Look, I could sit here all day, but let’s move on. And, oh, by the way, Mom Diaries, NBSA did some breastfeeding shoots for World Breastfeeding Week last year and we had a nurse-in at the shop mentioned here after Tasneem’s ordeal. It was very peaceful and uninhibited. Covered/semi-covered moms all together basked in that lovely love of feeding a baby. We’ve never marched anywhere yet, either.
Do you know what patriarchy means, dear Mom Diaries? I’m asking if you understand patriarchy because in a patriarchal society people think they have the right to police a womxn’s body. Yes, womxn with an ‘x’ to make allowance for the fact that we don’t come from man, they come from us. And I would like to suggest you read what the feminist author, Bell Hooks, has to say on the subject of patriarchy.
Your blog post begins with the policing and judging of womxn’s rights to breastfeed as they see fit. This is very much a product of a patriarchal society such as the one we live in. In the comments section of your blog, Andrea B points out that the sexualisation of the breast is a patriarchal construct. I can see you have a problem with grasping this fact which is why I’m still on the subject of patriarchy. Even down to the comments section of your blog post you want to defend your POV that a breast ought to be concealed in public.
As you stated, we live in a diverse cultural society. I can’t help but think of my friend Sizile who started the #AnywhereAnytime movement on Twitter. In her culture unapologetically uninhibited breastfeeding is the norm. A doctor at Netcare in Rustenburg asked her to breastfeed her child behind a curtain and when Sizile questioned her request, she was told, “It’s just not done in our (Western) culture.” Sizile continued feeding her child. We as whites would do well to remember we’re not living in her majesty’s territories anymore but in Africa.
Culture aside, none of it is mine or yours or anybody’s business how much boob a womxn wants to bare in public.
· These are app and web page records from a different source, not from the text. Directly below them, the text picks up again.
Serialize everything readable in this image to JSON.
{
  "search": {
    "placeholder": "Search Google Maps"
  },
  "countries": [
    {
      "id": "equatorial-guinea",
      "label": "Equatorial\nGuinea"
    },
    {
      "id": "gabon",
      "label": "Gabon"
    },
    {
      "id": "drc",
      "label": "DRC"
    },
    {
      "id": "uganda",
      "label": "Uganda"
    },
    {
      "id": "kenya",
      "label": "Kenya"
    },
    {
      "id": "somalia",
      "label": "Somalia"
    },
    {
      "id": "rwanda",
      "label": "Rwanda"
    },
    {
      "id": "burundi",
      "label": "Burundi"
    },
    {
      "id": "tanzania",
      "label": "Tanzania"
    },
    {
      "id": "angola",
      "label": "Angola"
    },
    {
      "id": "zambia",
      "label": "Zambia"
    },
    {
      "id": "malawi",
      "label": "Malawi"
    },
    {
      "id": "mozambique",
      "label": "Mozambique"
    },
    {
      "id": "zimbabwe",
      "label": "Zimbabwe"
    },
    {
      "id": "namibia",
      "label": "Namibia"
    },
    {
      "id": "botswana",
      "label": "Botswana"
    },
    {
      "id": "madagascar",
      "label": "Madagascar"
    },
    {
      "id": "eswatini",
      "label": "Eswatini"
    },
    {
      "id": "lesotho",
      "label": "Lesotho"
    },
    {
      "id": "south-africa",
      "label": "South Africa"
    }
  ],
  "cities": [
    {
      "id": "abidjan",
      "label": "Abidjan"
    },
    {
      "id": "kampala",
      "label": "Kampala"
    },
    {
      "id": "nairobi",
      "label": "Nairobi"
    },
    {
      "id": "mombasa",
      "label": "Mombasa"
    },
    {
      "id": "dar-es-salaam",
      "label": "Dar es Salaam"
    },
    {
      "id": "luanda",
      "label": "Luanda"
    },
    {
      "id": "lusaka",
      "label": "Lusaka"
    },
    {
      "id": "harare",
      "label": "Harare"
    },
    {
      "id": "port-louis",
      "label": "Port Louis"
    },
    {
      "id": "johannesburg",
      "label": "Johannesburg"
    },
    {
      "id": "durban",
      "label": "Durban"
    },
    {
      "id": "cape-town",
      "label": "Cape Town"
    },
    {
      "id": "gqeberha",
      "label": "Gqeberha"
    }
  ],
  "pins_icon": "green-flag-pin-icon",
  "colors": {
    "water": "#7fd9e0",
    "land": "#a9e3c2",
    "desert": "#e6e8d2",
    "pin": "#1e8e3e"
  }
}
Nor is it anybody’s business if a mom wants to cover up and segregate while breastfeeding. We are not the police of womxn’s bodies in a sisterhood.
Which brings me to my next point, why do you think moms are angry for being told where/when/how much flesh is allowed when breastfeeding their child? Did you know that our children’s right to breast milk has been enshrined in the SA constitution since 2012? Thus, my child’s right to food is protected and going after me is going after my child’s right to eat. Construing the brelfies as angry/attention seeking/attempting to make history selfies is misguided on your part. You know what you turn into when someone harms your child. These are momma bears protecting their children’s rights. The fact that they are brave enough to share these images and blaze a trail, as Andrea B commented – is a gift to future generations. Mothers don’t want what’s wrong with this generation to remain wrong for the next.
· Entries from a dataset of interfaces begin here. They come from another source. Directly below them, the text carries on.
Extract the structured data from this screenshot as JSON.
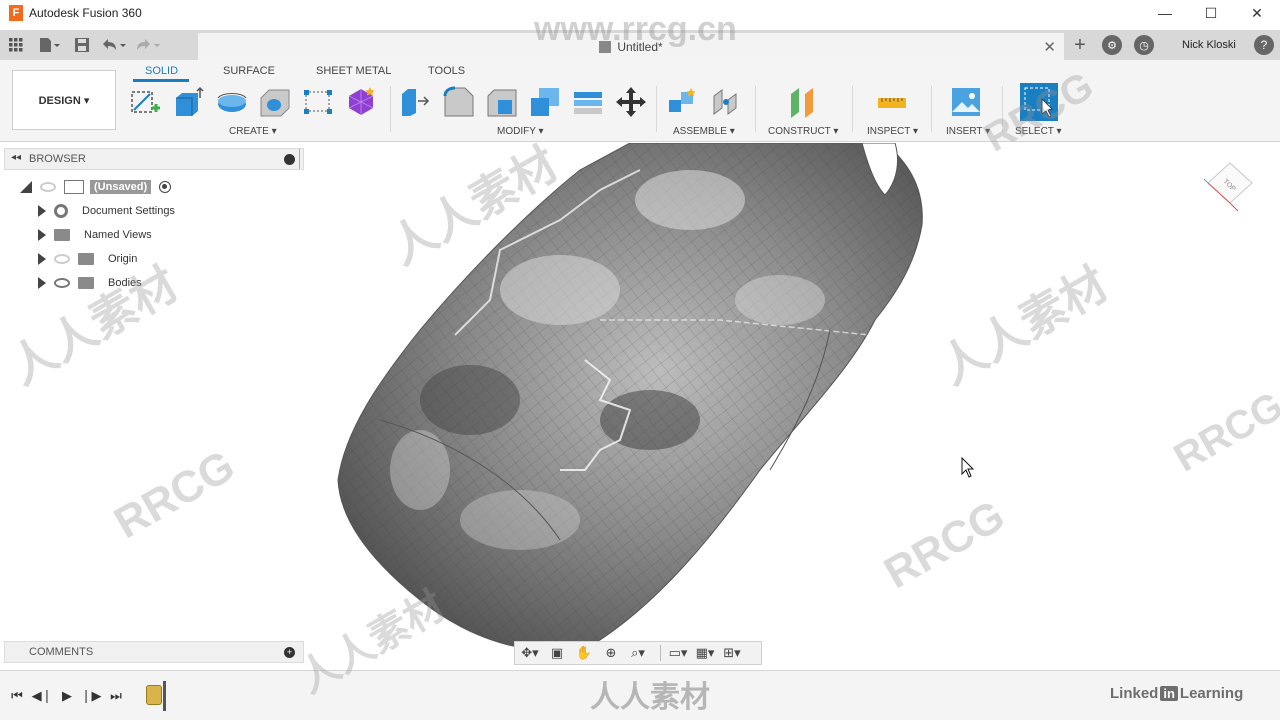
{
  "window": {
    "app_title": "Autodesk Fusion 360",
    "minimize": "—",
    "maximize": "☐",
    "close": "✕"
  },
  "document": {
    "tab_name": "Untitled*",
    "close": "✕"
  },
  "user": {
    "name": "Nick Kloski"
  },
  "toolbar": {
    "workspace": "DESIGN ▾",
    "tabs": [
      "SOLID",
      "SURFACE",
      "SHEET METAL",
      "TOOLS"
    ],
    "groups": [
      "CREATE ▾",
      "MODIFY ▾",
      "ASSEMBLE ▾",
      "CONSTRUCT ▾",
      "INSPECT ▾",
      "INSERT ▾",
      "SELECT ▾"
    ]
  },
  "browser": {
    "title": "BROWSER",
    "root": "(Unsaved)",
    "items": [
      {
        "label": "Document Settings"
      },
      {
        "label": "Named Views"
      },
      {
        "label": "Origin"
      },
      {
        "label": "Bodies"
      }
    ]
  },
  "comments": {
    "title": "COMMENTS"
  },
  "viewcube": {
    "face": "TOP"
  },
  "watermarks": {
    "site": "www.rrcg.cn",
    "brand": "RRCG",
    "cn": "人人素材",
    "linkedin_pre": "Linked",
    "linkedin_in": "in",
    "linkedin_post": "Learning"
  },
  "colors": {
    "accent": "#1a7fc1",
    "logo": "#f26b1d"
  }
}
I also want to point out that the flip title you created for the image of the blonde mom breastfeeding on a bench is quite cruel. I know you didn’t mean to be mean but look for Paa.la on Facebook and follow her journey of becoming a breastfeeding advocate. As I type this she is in hospital with her premature baby, born at 24 weeks.
There is still so much more I want to share about this problematic blog post of yours but I have run out of time today. But the door is wide open if you need any more information on the vital aspects of how we normalise breastfeeding in South Africa.
Anél and the Normalise Breastfeeding South Africa Movement .